Phoenix, however, has not taken a similar step. In fact, the fifth largest city in the United States remains the largest overall without an independent body tasked with holding the local police department accountable.
That's not for lack of trying.
Advocates have called for a civilian review panel to investigate complaints against cops since at least 2015, following the fatal police shooting of Rumain Brisbon, an unarmed black man whose death prompted protests and a $1.5 million settlement.
But local leaders repeatedly have rebuffed independent oversight efforts in Phoenix over concerns from the Phoenix Police Department and objections from the Phoenix Law Enforcement Association (PLEA), the agency's powerful rank-and-file union.
This year, things are different. The Phoenix City Council is currently considering a civilian review board, and a couple of factors point to a political climate more amenable to the idea.

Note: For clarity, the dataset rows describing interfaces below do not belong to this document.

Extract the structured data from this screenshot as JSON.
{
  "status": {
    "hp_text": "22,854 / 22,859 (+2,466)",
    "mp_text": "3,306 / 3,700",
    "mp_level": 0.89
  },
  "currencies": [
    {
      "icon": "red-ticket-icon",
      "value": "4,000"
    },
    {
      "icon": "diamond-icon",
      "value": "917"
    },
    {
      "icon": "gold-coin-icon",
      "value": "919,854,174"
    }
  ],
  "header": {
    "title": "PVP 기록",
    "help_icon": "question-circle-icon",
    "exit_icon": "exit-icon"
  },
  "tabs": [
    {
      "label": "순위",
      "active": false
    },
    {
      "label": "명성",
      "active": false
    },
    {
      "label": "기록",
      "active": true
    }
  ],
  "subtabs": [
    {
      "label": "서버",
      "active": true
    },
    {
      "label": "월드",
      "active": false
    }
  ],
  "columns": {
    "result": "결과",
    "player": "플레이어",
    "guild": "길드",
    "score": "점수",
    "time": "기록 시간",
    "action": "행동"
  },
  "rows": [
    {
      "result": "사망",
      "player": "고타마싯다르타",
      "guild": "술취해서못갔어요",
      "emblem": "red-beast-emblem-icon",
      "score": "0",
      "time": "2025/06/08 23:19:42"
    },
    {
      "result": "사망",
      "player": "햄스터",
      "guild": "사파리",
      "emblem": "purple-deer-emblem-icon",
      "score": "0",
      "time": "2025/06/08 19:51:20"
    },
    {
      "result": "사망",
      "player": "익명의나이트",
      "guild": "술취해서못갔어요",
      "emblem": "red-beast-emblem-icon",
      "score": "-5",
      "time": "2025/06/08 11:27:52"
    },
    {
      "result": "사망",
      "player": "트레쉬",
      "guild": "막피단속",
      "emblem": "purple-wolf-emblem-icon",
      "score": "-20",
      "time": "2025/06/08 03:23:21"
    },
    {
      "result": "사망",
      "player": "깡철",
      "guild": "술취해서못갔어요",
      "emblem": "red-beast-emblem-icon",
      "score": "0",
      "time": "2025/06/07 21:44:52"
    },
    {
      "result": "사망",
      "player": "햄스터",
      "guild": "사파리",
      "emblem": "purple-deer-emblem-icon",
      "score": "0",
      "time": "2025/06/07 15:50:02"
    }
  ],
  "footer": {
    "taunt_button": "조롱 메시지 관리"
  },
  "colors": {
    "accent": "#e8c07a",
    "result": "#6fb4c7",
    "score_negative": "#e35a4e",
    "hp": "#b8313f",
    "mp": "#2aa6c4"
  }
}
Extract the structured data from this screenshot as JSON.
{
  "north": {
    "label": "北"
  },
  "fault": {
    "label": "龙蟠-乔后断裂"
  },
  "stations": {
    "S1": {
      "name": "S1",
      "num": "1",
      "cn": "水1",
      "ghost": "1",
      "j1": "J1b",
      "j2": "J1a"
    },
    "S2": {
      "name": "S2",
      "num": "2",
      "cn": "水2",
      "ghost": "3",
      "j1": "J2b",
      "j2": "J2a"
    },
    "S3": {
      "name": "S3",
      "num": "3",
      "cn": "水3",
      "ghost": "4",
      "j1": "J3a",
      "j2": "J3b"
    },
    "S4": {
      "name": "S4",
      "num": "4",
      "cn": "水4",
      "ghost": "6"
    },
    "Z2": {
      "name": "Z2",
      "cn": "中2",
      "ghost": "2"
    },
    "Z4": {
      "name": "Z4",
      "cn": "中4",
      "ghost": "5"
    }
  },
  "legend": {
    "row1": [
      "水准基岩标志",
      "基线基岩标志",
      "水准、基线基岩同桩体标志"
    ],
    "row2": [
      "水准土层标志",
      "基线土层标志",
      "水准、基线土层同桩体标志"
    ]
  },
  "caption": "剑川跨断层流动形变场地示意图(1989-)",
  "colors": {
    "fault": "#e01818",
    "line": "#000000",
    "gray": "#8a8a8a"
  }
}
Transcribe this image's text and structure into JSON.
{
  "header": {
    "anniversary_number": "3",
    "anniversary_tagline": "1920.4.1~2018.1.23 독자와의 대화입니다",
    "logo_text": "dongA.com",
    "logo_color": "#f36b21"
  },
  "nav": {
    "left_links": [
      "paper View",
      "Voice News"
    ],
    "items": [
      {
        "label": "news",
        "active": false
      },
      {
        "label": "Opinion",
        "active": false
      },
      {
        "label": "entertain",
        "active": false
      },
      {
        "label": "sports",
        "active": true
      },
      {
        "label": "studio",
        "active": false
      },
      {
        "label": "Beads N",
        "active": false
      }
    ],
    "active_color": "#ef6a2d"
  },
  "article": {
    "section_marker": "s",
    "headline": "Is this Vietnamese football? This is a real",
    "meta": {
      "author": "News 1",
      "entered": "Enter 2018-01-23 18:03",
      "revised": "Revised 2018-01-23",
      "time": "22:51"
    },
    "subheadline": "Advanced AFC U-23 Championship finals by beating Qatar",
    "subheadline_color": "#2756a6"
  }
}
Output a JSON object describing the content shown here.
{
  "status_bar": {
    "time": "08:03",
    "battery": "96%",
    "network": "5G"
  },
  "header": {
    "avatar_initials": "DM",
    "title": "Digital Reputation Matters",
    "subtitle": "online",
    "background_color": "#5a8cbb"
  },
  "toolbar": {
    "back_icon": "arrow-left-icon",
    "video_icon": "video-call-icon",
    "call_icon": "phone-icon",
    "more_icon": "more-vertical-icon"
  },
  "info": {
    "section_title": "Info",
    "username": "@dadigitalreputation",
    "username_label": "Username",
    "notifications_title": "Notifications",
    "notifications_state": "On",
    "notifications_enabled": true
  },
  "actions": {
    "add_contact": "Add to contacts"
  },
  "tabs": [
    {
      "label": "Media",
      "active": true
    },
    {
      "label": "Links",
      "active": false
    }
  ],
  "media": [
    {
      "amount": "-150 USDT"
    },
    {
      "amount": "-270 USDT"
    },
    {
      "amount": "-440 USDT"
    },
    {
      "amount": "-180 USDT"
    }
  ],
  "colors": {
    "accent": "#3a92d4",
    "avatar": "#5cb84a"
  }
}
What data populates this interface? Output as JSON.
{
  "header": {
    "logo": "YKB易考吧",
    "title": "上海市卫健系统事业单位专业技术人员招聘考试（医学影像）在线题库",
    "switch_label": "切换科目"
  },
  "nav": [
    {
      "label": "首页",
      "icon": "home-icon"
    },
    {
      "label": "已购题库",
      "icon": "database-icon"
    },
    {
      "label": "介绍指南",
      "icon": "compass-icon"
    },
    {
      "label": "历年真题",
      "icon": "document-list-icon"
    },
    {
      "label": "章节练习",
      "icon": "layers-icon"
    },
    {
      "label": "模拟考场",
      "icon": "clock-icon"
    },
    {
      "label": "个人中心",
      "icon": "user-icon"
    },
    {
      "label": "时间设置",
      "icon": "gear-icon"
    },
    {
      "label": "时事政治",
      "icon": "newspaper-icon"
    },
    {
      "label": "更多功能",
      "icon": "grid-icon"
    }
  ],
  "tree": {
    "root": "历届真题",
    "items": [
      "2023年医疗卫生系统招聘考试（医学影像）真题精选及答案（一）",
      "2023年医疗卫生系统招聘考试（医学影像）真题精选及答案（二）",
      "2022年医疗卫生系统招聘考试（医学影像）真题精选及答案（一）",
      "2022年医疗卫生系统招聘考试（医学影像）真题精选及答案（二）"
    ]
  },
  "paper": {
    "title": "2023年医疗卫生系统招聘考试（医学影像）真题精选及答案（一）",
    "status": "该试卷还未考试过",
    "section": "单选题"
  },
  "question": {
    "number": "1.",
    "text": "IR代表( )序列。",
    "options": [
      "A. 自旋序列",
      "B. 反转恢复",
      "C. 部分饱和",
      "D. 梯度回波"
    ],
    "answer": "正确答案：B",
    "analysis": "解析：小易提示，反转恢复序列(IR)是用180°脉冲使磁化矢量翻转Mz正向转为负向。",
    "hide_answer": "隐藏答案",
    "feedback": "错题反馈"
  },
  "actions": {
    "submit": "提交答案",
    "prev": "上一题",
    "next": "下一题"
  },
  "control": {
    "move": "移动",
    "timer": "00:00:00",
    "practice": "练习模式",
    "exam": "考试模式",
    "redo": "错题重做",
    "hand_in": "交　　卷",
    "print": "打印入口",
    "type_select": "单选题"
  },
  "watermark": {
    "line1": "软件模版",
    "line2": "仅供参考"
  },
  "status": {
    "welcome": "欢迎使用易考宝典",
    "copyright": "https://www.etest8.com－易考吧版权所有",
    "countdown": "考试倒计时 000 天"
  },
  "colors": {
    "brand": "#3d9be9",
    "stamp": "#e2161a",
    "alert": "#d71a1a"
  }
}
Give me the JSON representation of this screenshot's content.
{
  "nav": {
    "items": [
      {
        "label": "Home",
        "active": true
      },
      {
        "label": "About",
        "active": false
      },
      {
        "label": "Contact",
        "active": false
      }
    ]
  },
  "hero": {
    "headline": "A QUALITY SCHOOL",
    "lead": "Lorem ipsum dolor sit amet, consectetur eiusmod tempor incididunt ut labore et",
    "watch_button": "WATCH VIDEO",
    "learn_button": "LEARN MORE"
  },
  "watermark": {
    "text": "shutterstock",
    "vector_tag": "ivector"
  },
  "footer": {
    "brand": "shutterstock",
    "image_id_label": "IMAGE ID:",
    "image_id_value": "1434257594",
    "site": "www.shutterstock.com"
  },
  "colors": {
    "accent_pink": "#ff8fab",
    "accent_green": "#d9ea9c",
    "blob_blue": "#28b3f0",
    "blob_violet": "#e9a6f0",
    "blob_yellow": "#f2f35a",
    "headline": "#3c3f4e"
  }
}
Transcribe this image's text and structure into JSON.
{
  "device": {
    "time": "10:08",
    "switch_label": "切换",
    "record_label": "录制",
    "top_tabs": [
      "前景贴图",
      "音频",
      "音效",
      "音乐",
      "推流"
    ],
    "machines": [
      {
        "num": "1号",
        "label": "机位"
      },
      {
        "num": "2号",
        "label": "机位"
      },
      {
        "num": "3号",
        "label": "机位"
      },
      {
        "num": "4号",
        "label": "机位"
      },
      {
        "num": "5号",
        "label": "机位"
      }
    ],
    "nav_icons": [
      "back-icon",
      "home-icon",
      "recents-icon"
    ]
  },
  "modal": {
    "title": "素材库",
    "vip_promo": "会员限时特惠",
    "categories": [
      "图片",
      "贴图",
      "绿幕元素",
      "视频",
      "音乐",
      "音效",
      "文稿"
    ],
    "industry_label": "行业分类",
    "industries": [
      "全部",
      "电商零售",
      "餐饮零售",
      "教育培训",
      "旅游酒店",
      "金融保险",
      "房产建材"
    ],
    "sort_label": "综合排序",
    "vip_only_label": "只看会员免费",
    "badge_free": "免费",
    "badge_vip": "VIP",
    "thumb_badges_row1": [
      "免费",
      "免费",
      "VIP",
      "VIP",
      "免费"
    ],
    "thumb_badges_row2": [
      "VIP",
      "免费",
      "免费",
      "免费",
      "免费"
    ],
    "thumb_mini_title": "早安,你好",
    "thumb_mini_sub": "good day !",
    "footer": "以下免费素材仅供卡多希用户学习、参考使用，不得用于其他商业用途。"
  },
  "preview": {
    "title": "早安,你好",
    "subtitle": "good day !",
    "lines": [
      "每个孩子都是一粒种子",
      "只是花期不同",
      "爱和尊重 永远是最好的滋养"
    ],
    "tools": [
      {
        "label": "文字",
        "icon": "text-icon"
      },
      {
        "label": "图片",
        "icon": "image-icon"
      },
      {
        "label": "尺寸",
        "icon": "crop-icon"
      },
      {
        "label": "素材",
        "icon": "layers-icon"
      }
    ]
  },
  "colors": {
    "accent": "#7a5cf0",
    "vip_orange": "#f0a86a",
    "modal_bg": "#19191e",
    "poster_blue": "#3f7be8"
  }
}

The video of the shocking police encounter between Officer Christopher Meyer and a black family — Dravon Ames, Iesha Harper, and their children — has triggered a level of a community outrage unseen in recent memory. Members of the public called for civilian oversight of police during the emotional town hall on Tuesday at Pilgrim Rest Baptist Church, and again on Wednesday during a marathon City Council meeting.
The other big change is the addition of Phoenix council member Carlos Garcia, an activist-turned-politician who made police accountability a central plank of his election campaign.
Garcia showed up to Wednesday's City Council meeting wearing a T-shirt that read, "End Police Brutality." He renewed calls for a civilian review board and secured a commitment from Mayor Kate Gallego to form an ad hoc committee tasked with implementing the idea and other police reforms.
Garcia's proposal was met with criticism from PLEA. The union made two Facebook posts on Wednesday deriding Garcia and activists who voiced their concerns with the Phoenix Police Department.
"PLEA is attending the City Council meeting to hear the vote on the budget," the post read. "It has turned into a cop-bashing, government-hating, free for all."
Police union president Britt London said in an email to Phoenix New Times that the organization opposes the proposal for a civilian review board because "PLEA does not believe it would benefit the tax payers of Phoenix." He added, "PLEA isn’t sure what the [civilian review board] and ad hoc committee would accomplish that isn’t already accomplished with the current procedures."
Currently, the Phoenix Police Department's use-of-force and disciplinary review boards have a mix of police commanders, rank-and-file officers, and civilians, according to department spokesperson Sergeant Tommy Thompson.
In an interview with New Times, Garcia pulled no punches. He said he does not view the union as a "partner" in reform attempts.
"PLEA has been part of the problem," said Garcia, who represents District 8 in south Phoenix. "It's important we stand up to them."
Perhaps most controversially, Garcia said the board "ideally" would have the power to fire bad officers or "at least make the recommendation."
Phoenix has flirted with the idea of independent police oversight since 2015. The fatal police shooting of Brisbon prompted the city to form a task force that called for the study of a civilian review board with subpoena power as one of its 15 recommendations.
As of 2017, the city still was studying the possibility of an independent police oversight board. Activists that year brought forth a petition calling for the implementation of a civilian board following the Phoenix police's use of tear gas and pepper balls in response to a protest against President Donald Trump. The council rejected the petition 8 to 1.
The issue surfaced again in March after Phoenix police officers shot a record number of people in 2018, a rate that far eclipsed shootings in larger U.S. cities. That discussion fizzled out.
The responsibilities and powers of independent oversight boards across the country differ greatly. Some boards, such as those in Chicago and Washington, D.C., have the power to discipline officers. On the other end of the spectrum, boards in Seattle and Philadelphia serve in a more advisory capacity, reviewing data and cases to make policy recommendations.
Liana Perez, director of operations for the Tucson-based National Association for Civilian Oversight of Law Enforcement, said there's no one-size-fits-all approach to the issue. "Every community is different."